Task
From the first line to the last, give the records again exactly and skip the pictures.

Component data from apps and pages
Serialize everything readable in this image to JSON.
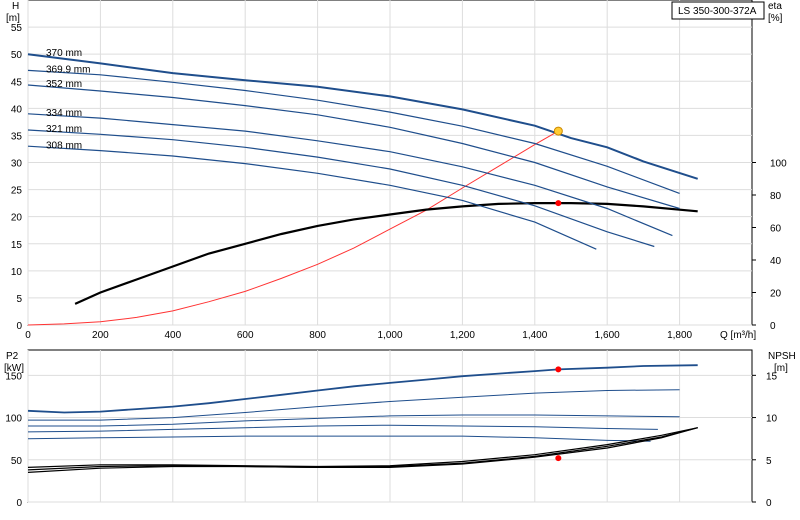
{
  "chart_data": [
    {
      "type": "line",
      "model_label": "LS 350-300-372A",
      "ylabel_left": "H",
      "ylabel_left_unit": "[m]",
      "ylabel_right": "eta",
      "ylabel_right_unit": "[%]",
      "xlabel": "Q [m³/h]",
      "xlim": [
        0,
        2000
      ],
      "ylim_left": [
        0,
        60
      ],
      "ylim_right": [
        0,
        200
      ],
      "x_ticks": [
        0,
        200,
        400,
        600,
        800,
        1000,
        1200,
        1400,
        1600,
        1800
      ],
      "x_tick_labels": [
        "0",
        "200",
        "400",
        "600",
        "800",
        "1,000",
        "1,200",
        "1,400",
        "1,600",
        "1,800"
      ],
      "y_ticks_left": [
        0,
        5,
        10,
        15,
        20,
        25,
        30,
        35,
        40,
        45,
        50,
        55
      ],
      "y_ticks_right": [
        0,
        20,
        40,
        60,
        80,
        100
      ],
      "grid": true,
      "colors": {
        "head": "#1f4e8c",
        "efficiency": "#000000",
        "system": "#ff3333",
        "operating_point_head": "#ffcc33",
        "operating_point": "#ff0000",
        "grid": "#dddddd"
      },
      "head_curves": [
        {
          "label": "370 mm",
          "x": [
            0,
            200,
            400,
            600,
            800,
            1000,
            1200,
            1400,
            1500,
            1600,
            1700,
            1850
          ],
          "y": [
            50,
            48.3,
            46.5,
            45.2,
            44,
            42.2,
            39.8,
            36.8,
            34.5,
            32.8,
            30.2,
            27
          ]
        },
        {
          "label": "369.9 mm",
          "x": [
            0,
            200,
            400,
            600,
            800,
            1000,
            1200,
            1400,
            1600,
            1800
          ],
          "y": [
            47,
            46.2,
            44.8,
            43.3,
            41.5,
            39.3,
            36.7,
            33.5,
            29.3,
            24.3
          ]
        },
        {
          "label": "352 mm",
          "x": [
            0,
            200,
            400,
            600,
            800,
            1000,
            1200,
            1400,
            1600,
            1800
          ],
          "y": [
            44.3,
            43.2,
            42,
            40.5,
            38.8,
            36.5,
            33.5,
            30,
            25.5,
            21.5
          ]
        },
        {
          "label": "334 mm",
          "x": [
            0,
            200,
            400,
            600,
            800,
            1000,
            1200,
            1400,
            1600,
            1780
          ],
          "y": [
            39,
            38.2,
            37,
            35.8,
            34,
            32,
            29.2,
            25.8,
            21.5,
            16.5
          ]
        },
        {
          "label": "321 mm",
          "x": [
            0,
            200,
            400,
            600,
            800,
            1000,
            1200,
            1400,
            1600,
            1730
          ],
          "y": [
            36,
            35.2,
            34.2,
            32.8,
            31,
            28.8,
            25.8,
            22,
            17.2,
            14.5
          ]
        },
        {
          "label": "308 mm",
          "x": [
            0,
            200,
            400,
            600,
            800,
            1000,
            1200,
            1400,
            1570
          ],
          "y": [
            33,
            32.2,
            31.2,
            29.8,
            28,
            25.8,
            23,
            19,
            14
          ]
        }
      ],
      "efficiency_curve": {
        "x": [
          130,
          200,
          300,
          400,
          500,
          600,
          700,
          800,
          900,
          1000,
          1100,
          1200,
          1300,
          1400,
          1500,
          1600,
          1700,
          1850
        ],
        "y": [
          13,
          20,
          28,
          36,
          44,
          50,
          56,
          61,
          65,
          68,
          71,
          73,
          74.5,
          75,
          75,
          74.5,
          73,
          70
        ]
      },
      "system_curve": {
        "x": [
          0,
          100,
          200,
          300,
          400,
          500,
          600,
          700,
          800,
          900,
          1000,
          1100,
          1200,
          1300,
          1400,
          1465
        ],
        "y": [
          0,
          0.2,
          0.6,
          1.4,
          2.6,
          4.3,
          6.2,
          8.6,
          11.2,
          14.2,
          17.7,
          21.2,
          25.3,
          29.3,
          33.3,
          35.8
        ]
      },
      "operating_point_head": {
        "x": 1465,
        "y": 35.8
      },
      "operating_point_eta": {
        "x": 1465,
        "y": 75
      }
    },
    {
      "type": "line",
      "ylabel_left": "P2",
      "ylabel_left_unit": "[kW]",
      "ylabel_right": "NPSH",
      "ylabel_right_unit": "[m]",
      "xlim": [
        0,
        2000
      ],
      "ylim_left": [
        0,
        180
      ],
      "ylim_right": [
        0,
        18
      ],
      "y_ticks_left": [
        0,
        50,
        100,
        150
      ],
      "y_ticks_right": [
        0,
        5,
        10,
        15
      ],
      "grid": true,
      "power_curves": [
        {
          "x": [
            0,
            100,
            200,
            300,
            400,
            500,
            600,
            700,
            800,
            900,
            1000,
            1100,
            1200,
            1300,
            1400,
            1465,
            1600,
            1700,
            1850
          ],
          "y": [
            108,
            106,
            107,
            110,
            113,
            117,
            122,
            127,
            132,
            137,
            141,
            145,
            149,
            152,
            155,
            157,
            159,
            161,
            162
          ]
        },
        {
          "x": [
            0,
            200,
            400,
            600,
            800,
            1000,
            1200,
            1400,
            1600,
            1800
          ],
          "y": [
            97,
            97,
            100,
            106,
            113,
            119,
            124,
            129,
            132,
            133
          ]
        },
        {
          "x": [
            0,
            200,
            400,
            600,
            800,
            1000,
            1200,
            1400,
            1600,
            1800
          ],
          "y": [
            90,
            90,
            92,
            96,
            99,
            102,
            103,
            103,
            102,
            101
          ]
        },
        {
          "x": [
            0,
            200,
            400,
            600,
            800,
            1000,
            1200,
            1400,
            1600,
            1740
          ],
          "y": [
            83,
            84,
            86,
            88,
            90,
            91,
            90,
            89,
            87,
            86
          ]
        },
        {
          "x": [
            0,
            200,
            400,
            600,
            800,
            1000,
            1200,
            1400,
            1600,
            1720
          ],
          "y": [
            75,
            76,
            77,
            78,
            78,
            78,
            78,
            76,
            73,
            72
          ]
        }
      ],
      "npsh_curves": [
        {
          "x": [
            0,
            200,
            400,
            600,
            800,
            1000,
            1200,
            1400,
            1600,
            1750,
            1850
          ],
          "y": [
            3.5,
            4,
            4.2,
            4.2,
            4.1,
            4.1,
            4.5,
            5.3,
            6.4,
            7.6,
            8.8
          ]
        },
        {
          "x": [
            0,
            200,
            400,
            600,
            800,
            1000,
            1200,
            1400,
            1600,
            1750,
            1850
          ],
          "y": [
            3.8,
            4.2,
            4.3,
            4.2,
            4.1,
            4.2,
            4.6,
            5.4,
            6.6,
            7.7,
            8.8
          ]
        },
        {
          "x": [
            0,
            200,
            400,
            600,
            800,
            1000,
            1200,
            1400,
            1600,
            1750,
            1850
          ],
          "y": [
            4.1,
            4.4,
            4.4,
            4.3,
            4.2,
            4.3,
            4.8,
            5.6,
            6.8,
            7.9,
            8.8
          ]
        }
      ],
      "operating_point_power": {
        "x": 1465,
        "y": 157
      },
      "operating_point_npsh": {
        "x": 1465,
        "y": 5.2
      }
    }
  ]
}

Written response
Serialize everything readable in this image to JSON.
{
  "chart_data": [
    {
      "type": "line",
      "model_label": "LS 350-300-372A",
      "ylabel_left": "H",
      "ylabel_left_unit": "[m]",
      "ylabel_right": "eta",
      "ylabel_right_unit": "[%]",
      "xlabel": "Q [m³/h]",
      "xlim": [
        0,
        2000
      ],
      "ylim_left": [
        0,
        60
      ],
      "ylim_right": [
        0,
        200
      ],
      "x_ticks": [
        0,
        200,
        400,
        600,
        800,
        1000,
        1200,
        1400,
        1600,
        1800
      ],
      "x_tick_labels": [
        "0",
        "200",
        "400",
        "600",
        "800",
        "1,000",
        "1,200",
        "1,400",
        "1,600",
        "1,800"
      ],
      "y_ticks_left": [
        0,
        5,
        10,
        15,
        20,
        25,
        30,
        35,
        40,
        45,
        50,
        55
      ],
      "y_ticks_right": [
        0,
        20,
        40,
        60,
        80,
        100
      ],
      "grid": true,
      "colors": {
        "head": "#1f4e8c",
        "efficiency": "#000000",
        "system": "#ff3333",
        "operating_point_head": "#ffcc33",
        "operating_point": "#ff0000",
        "grid": "#dddddd"
      },
      "head_curves": [
        {
          "label": "370 mm",
          "x": [
            0,
            200,
            400,
            600,
            800,
            1000,
            1200,
            1400,
            1500,
            1600,
            1700,
            1850
          ],
          "y": [
            50,
            48.3,
            46.5,
            45.2,
            44,
            42.2,
            39.8,
            36.8,
            34.5,
            32.8,
            30.2,
            27
          ]
        },
        {
          "label": "369.9 mm",
          "x": [
            0,
            200,
            400,
            600,
            800,
            1000,
            1200,
            1400,
            1600,
            1800
          ],
          "y": [
            47,
            46.2,
            44.8,
            43.3,
            41.5,
            39.3,
            36.7,
            33.5,
            29.3,
            24.3
          ]
        },
        {
          "label": "352 mm",
          "x": [
            0,
            200,
            400,
            600,
            800,
            1000,
            1200,
            1400,
            1600,
            1800
          ],
          "y": [
            44.3,
            43.2,
            42,
            40.5,
            38.8,
            36.5,
            33.5,
            30,
            25.5,
            21.5
          ]
        },
        {
          "label": "334 mm",
          "x": [
            0,
            200,
            400,
            600,
            800,
            1000,
            1200,
            1400,
            1600,
            1780
          ],
          "y": [
            39,
            38.2,
            37,
            35.8,
            34,
            32,
            29.2,
            25.8,
            21.5,
            16.5
          ]
        },
        {
          "label": "321 mm",
          "x": [
            0,
            200,
            400,
            600,
            800,
            1000,
            1200,
            1400,
            1600,
            1730
          ],
          "y": [
            36,
            35.2,
            34.2,
            32.8,
            31,
            28.8,
            25.8,
            22,
            17.2,
            14.5
          ]
        },
        {
          "label": "308 mm",
          "x": [
            0,
            200,
            400,
            600,
            800,
            1000,
            1200,
            1400,
            1570
          ],
          "y": [
            33,
            32.2,
            31.2,
            29.8,
            28,
            25.8,
            23,
            19,
            14
          ]
        }
      ],
      "efficiency_curve": {
        "x": [
          130,
          200,
          300,
          400,
          500,
          600,
          700,
          800,
          900,
          1000,
          1100,
          1200,
          1300,
          1400,
          1500,
          1600,
          1700,
          1850
        ],
        "y": [
          13,
          20,
          28,
          36,
          44,
          50,
          56,
          61,
          65,
          68,
          71,
          73,
          74.5,
          75,
          75,
          74.5,
          73,
          70
        ]
      },
      "system_curve": {
        "x": [
          0,
          100,
          200,
          300,
          400,
          500,
          600,
          700,
          800,
          900,
          1000,
          1100,
          1200,
          1300,
          1400,
          1465
        ],
        "y": [
          0,
          0.2,
          0.6,
          1.4,
          2.6,
          4.3,
          6.2,
          8.6,
          11.2,
          14.2,
          17.7,
          21.2,
          25.3,
          29.3,
          33.3,
          35.8
        ]
      },
      "operating_point_head": {
        "x": 1465,
        "y": 35.8
      },
      "operating_point_eta": {
        "x": 1465,
        "y": 75
      }
    },
    {
      "type": "line",
      "ylabel_left": "P2",
      "ylabel_left_unit": "[kW]",
      "ylabel_right": "NPSH",
      "ylabel_right_unit": "[m]",
      "xlim": [
        0,
        2000
      ],
      "ylim_left": [
        0,
        180
      ],
      "ylim_right": [
        0,
        18
      ],
      "y_ticks_left": [
        0,
        50,
        100,
        150
      ],
      "y_ticks_right": [
        0,
        5,
        10,
        15
      ],
      "grid": true,
      "power_curves": [
        {
          "x": [
            0,
            100,
            200,
            300,
            400,
            500,
            600,
            700,
            800,
            900,
            1000,
            1100,
            1200,
            1300,
            1400,
            1465,
            1600,
            1700,
            1850
          ],
          "y": [
            108,
            106,
            107,
            110,
            113,
            117,
            122,
            127,
            132,
            137,
            141,
            145,
            149,
            152,
            155,
            157,
            159,
            161,
            162
          ]
        },
        {
          "x": [
            0,
            200,
            400,
            600,
            800,
            1000,
            1200,
            1400,
            1600,
            1800
          ],
          "y": [
            97,
            97,
            100,
            106,
            113,
            119,
            124,
            129,
            132,
            133
          ]
        },
        {
          "x": [
            0,
            200,
            400,
            600,
            800,
            1000,
            1200,
            1400,
            1600,
            1800
          ],
          "y": [
            90,
            90,
            92,
            96,
            99,
            102,
            103,
            103,
            102,
            101
          ]
        },
        {
          "x": [
            0,
            200,
            400,
            600,
            800,
            1000,
            1200,
            1400,
            1600,
            1740
          ],
          "y": [
            83,
            84,
            86,
            88,
            90,
            91,
            90,
            89,
            87,
            86
          ]
        },
        {
          "x": [
            0,
            200,
            400,
            600,
            800,
            1000,
            1200,
            1400,
            1600,
            1720
          ],
          "y": [
            75,
            76,
            77,
            78,
            78,
            78,
            78,
            76,
            73,
            72
          ]
        }
      ],
      "npsh_curves": [
        {
          "x": [
            0,
            200,
            400,
            600,
            800,
            1000,
            1200,
            1400,
            1600,
            1750,
            1850
          ],
          "y": [
            3.5,
            4,
            4.2,
            4.2,
            4.1,
            4.1,
            4.5,
            5.3,
            6.4,
            7.6,
            8.8
          ]
        },
        {
          "x": [
            0,
            200,
            400,
            600,
            800,
            1000,
            1200,
            1400,
            1600,
            1750,
            1850
          ],
          "y": [
            3.8,
            4.2,
            4.3,
            4.2,
            4.1,
            4.2,
            4.6,
            5.4,
            6.6,
            7.7,
            8.8
          ]
        },
        {
          "x": [
            0,
            200,
            400,
            600,
            800,
            1000,
            1200,
            1400,
            1600,
            1750,
            1850
          ],
          "y": [
            4.1,
            4.4,
            4.4,
            4.3,
            4.2,
            4.3,
            4.8,
            5.6,
            6.8,
            7.9,
            8.8
          ]
        }
      ],
      "operating_point_power": {
        "x": 1465,
        "y": 157
      },
      "operating_point_npsh": {
        "x": 1465,
        "y": 5.2
      }
    }
  ]
}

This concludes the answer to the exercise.